Brexit: is it still 50:50 on B-Day minus 50?
B-Day minus 50
Today marks 50 days before the UK is scheduled to leave the European Union (EU). The question now is not so much will the UK leave the EU but on what terms?
Unless there is a last minute short extension, which should not be ruled out, it looks likely that the UK will leave the EU in 50 days’ time on 29 March 2019 at 23:00 hours London time.
Whilst nothing is certain, it looks more likely, that a deal will eventually be done. It may be cobbled together before the deadline or even over that weekend. There could be an extension but the odds of a No Deal Brexit, while high, are now less than 50% (as of now).
Brexit is a legal issue
Businesses are realising more and more that Brexit is fundamentally a legal issue.
What is being debated and changed are legal instruments – EU treaties, regulations, directives, decisions and so on as well as national laws and rules. Businesses need legal input to interpret and understand the changes. If the Withdrawal Agreement is adopted then that is yet another instrument of EU law.
Business leaders of a certain age and experience are realising that Brexit is the reverse of “1992” - a kind of “Minus 1992”. Some 27 years ago, the then European Community relaxed a number of rules in a package of 279 measures (strongly supported by Margaret Thatcher) to make business run more smoothly. Economic forecasts said that by removing those “barriers to trade”, growth would increase and activity would be stimulated. In fact, the practical experience of breaking down those barriers proved even more positive for economic growth across Europe than most of the economic forecasts.
Brexit is fundamentally about reinstalling many of those barriers to trade. Some elements of border control will be reintroduced, there will be the adoption of more national rules rather than EU-wide rules and there should be more "flexibility" (i.e. less standardisation and more customisation). Just as the barriers were removed by the so-called 1992 Single Market Directives and other laws, so too is Brexit being built by legislation now being adopted in Westminster and at the EU level.
At B-Day minus 50, what are businesses asking us about?
New issues are emerging daily.

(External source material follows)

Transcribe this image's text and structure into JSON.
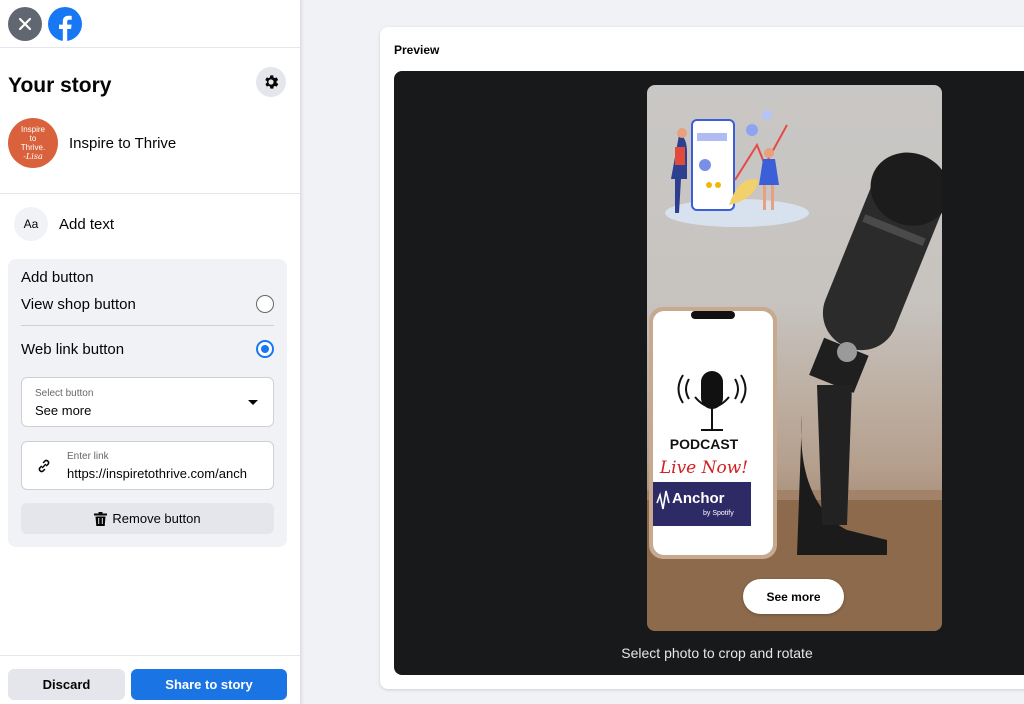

The obvious ones are about licences, consents, permissions and passports which are based on EU law. But, there are other issues now emerging too:
- The law on transporting and stockpiling goods (e.g. raw materials, parts, foodstuffs, medicines)
- Changes in compliance because of Brexit
- Data and GDPR
- Contract terms (e.g. what if you are a distributor of a product for the "European Union", will you still be the distributor for the "UK" post-Brexit?)
- Does Irish law (e.g. Acts of the Oireachtas (the Irish Parliament)) permit trade involving a UK entity to continue post-Brexit?
- What about issues relating to labelling, pricing and parallel trade / cross-border trade in 50 days' time?
- The effect of a 'New-Deal Brexit'
- Employment law issues
- Passporting / licensing / permits
- Enforcement of judgments post-Brexit
- Governing law clauses
- Pension issues
- Transport law issues
There is almost no end to the list of Brexit questions because there is almost no end to the areas of business life on which the EU has rules. Removing the EU rules leads to the obvious questions: "what may we legally do / not do then?"
Predictions are always difficult. It is impossible to be precise but the odds are still favouring a Deal-Based Brexit. The thousands of possible issues have been (so far) netted to just one – the 28-page "Protocol on Ireland/Northern Ireland" and much of that is uncontroversial.
The Irish and UK Governments have a good record of reaching agreements on difficult issues. The EU tends to reach agreements on issues even if it is at the last minute. There are solutions available and while no solution will be perfect, politicians will probably prefer to be seen as having succeeded rather than being in charge when things went horribly wrong.
Perfection will be the enemy of the possible. Politics and pragmatism should probably get us over the line. But remember, this is just the first stage of an even longer road ahead!
For more information in relation to this topic, please contact Vincent Power, Partner, or any member of A&L Goodbody's EU, Competition & Procurement team.
Date published: 7 February 2019